AVAILABLE RECORDS:
↓↓↓
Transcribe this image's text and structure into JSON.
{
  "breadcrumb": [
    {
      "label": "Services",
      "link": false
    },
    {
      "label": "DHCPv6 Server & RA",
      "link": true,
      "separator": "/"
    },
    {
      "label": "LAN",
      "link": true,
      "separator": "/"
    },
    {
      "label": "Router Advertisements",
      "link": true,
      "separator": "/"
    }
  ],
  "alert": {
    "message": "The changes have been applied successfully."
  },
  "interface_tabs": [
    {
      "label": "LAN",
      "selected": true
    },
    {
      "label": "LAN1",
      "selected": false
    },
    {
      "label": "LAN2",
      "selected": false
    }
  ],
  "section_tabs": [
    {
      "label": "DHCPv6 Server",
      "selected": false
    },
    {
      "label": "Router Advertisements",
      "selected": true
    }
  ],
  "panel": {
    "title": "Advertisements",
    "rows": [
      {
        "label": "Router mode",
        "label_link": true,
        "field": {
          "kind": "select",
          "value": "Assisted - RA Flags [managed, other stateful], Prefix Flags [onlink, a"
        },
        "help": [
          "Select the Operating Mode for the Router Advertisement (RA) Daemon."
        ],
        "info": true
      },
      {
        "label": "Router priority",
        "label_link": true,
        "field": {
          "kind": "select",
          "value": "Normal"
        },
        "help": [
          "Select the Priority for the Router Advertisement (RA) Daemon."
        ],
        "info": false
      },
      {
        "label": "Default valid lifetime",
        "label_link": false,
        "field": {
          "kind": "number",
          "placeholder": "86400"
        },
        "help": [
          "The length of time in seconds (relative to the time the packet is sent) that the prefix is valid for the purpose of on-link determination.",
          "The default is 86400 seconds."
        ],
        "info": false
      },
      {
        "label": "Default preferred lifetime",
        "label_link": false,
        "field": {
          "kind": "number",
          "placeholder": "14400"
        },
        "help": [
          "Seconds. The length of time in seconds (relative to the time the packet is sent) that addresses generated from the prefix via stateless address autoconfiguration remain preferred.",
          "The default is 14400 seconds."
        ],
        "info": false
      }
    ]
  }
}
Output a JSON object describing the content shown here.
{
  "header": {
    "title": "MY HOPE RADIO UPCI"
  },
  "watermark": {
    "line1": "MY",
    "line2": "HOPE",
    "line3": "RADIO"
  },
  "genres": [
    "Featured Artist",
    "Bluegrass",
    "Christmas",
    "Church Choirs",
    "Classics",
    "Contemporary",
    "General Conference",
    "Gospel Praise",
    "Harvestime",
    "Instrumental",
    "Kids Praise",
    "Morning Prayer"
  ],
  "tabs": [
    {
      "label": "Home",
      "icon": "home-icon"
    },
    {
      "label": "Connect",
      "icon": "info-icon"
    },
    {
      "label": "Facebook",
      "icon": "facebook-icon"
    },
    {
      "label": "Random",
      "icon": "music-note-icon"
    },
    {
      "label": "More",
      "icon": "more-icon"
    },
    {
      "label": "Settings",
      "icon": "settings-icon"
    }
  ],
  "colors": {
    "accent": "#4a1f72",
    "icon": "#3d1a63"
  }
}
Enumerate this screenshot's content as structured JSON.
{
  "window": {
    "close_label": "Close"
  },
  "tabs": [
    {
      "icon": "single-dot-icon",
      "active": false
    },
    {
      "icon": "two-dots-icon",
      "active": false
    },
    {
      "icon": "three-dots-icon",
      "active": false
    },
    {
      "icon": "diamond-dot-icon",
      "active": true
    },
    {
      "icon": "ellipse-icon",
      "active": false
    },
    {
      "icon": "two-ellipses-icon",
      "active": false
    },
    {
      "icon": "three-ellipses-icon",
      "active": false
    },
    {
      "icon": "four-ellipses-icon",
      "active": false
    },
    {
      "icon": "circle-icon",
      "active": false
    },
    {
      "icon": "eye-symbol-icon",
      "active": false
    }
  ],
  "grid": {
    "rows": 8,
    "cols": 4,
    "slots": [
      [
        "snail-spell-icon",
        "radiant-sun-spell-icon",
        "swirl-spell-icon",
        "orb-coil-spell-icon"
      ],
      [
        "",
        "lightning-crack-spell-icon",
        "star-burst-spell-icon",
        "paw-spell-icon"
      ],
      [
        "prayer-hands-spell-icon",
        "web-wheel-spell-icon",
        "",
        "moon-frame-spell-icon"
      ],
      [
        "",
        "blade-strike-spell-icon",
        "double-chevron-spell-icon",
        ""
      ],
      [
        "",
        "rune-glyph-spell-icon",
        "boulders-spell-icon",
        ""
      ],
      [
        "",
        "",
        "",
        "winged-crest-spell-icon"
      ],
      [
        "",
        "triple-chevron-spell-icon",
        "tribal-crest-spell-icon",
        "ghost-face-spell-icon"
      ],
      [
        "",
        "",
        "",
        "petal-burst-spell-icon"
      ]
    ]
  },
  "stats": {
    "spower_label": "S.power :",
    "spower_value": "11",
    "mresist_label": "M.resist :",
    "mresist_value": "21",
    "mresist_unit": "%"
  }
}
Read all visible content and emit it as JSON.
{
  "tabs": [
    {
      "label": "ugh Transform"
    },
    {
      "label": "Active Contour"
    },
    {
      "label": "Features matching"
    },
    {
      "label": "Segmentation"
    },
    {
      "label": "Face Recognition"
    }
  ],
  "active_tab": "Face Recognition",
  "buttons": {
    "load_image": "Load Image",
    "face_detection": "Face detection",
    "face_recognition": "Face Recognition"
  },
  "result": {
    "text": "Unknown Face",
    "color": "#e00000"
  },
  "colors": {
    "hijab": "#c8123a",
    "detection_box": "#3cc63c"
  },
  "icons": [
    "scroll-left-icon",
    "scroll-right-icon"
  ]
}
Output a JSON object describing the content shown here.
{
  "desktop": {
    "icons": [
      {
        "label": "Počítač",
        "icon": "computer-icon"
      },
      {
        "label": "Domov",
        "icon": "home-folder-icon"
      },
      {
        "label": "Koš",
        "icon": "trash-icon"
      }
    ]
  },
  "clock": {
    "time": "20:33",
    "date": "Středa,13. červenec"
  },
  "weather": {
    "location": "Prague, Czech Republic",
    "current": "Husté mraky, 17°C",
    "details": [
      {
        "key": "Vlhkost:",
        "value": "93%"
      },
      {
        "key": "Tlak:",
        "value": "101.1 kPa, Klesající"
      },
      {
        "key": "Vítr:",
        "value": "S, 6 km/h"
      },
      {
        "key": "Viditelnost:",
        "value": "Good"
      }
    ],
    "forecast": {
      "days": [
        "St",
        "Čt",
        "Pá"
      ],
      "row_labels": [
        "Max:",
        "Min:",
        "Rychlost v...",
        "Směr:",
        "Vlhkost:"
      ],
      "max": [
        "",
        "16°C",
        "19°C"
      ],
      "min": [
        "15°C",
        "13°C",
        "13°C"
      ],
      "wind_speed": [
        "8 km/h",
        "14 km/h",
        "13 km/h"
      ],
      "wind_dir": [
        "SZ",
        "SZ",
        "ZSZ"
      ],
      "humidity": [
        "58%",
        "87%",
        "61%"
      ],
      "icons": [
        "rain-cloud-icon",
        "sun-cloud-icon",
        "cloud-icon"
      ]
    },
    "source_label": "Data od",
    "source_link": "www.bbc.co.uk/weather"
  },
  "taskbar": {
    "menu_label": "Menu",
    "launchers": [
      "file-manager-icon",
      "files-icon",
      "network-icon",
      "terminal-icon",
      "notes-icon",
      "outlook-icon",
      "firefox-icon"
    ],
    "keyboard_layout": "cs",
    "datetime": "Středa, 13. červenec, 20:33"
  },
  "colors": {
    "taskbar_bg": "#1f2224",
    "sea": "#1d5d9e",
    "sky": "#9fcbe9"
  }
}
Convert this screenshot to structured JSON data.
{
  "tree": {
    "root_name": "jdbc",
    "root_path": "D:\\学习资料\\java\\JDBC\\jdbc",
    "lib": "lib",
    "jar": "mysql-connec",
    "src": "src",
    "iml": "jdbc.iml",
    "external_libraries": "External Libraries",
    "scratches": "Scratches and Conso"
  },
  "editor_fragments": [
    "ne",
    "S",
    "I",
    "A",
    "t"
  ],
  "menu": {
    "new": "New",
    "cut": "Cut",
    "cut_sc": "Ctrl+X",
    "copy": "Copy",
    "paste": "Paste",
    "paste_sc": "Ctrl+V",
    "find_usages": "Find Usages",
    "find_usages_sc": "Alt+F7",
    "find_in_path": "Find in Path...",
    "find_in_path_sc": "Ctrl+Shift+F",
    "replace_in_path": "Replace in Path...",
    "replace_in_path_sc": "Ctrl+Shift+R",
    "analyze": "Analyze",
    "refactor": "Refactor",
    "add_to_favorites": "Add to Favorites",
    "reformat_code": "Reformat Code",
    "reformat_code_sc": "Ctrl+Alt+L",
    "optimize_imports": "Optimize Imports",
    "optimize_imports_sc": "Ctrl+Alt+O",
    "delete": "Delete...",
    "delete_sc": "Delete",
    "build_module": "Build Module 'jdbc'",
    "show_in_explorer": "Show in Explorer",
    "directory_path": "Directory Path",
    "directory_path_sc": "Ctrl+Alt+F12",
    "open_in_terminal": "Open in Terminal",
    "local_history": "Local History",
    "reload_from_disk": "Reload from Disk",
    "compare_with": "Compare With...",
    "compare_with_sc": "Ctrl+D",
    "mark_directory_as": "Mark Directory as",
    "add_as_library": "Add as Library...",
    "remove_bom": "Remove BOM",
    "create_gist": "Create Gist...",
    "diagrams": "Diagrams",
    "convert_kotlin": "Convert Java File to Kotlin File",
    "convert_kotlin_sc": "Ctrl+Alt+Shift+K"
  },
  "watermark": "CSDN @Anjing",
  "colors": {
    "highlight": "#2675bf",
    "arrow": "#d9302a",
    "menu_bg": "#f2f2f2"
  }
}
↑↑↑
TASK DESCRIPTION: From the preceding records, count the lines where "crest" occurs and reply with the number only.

SOLUTION TO THIS EXERCISE: 2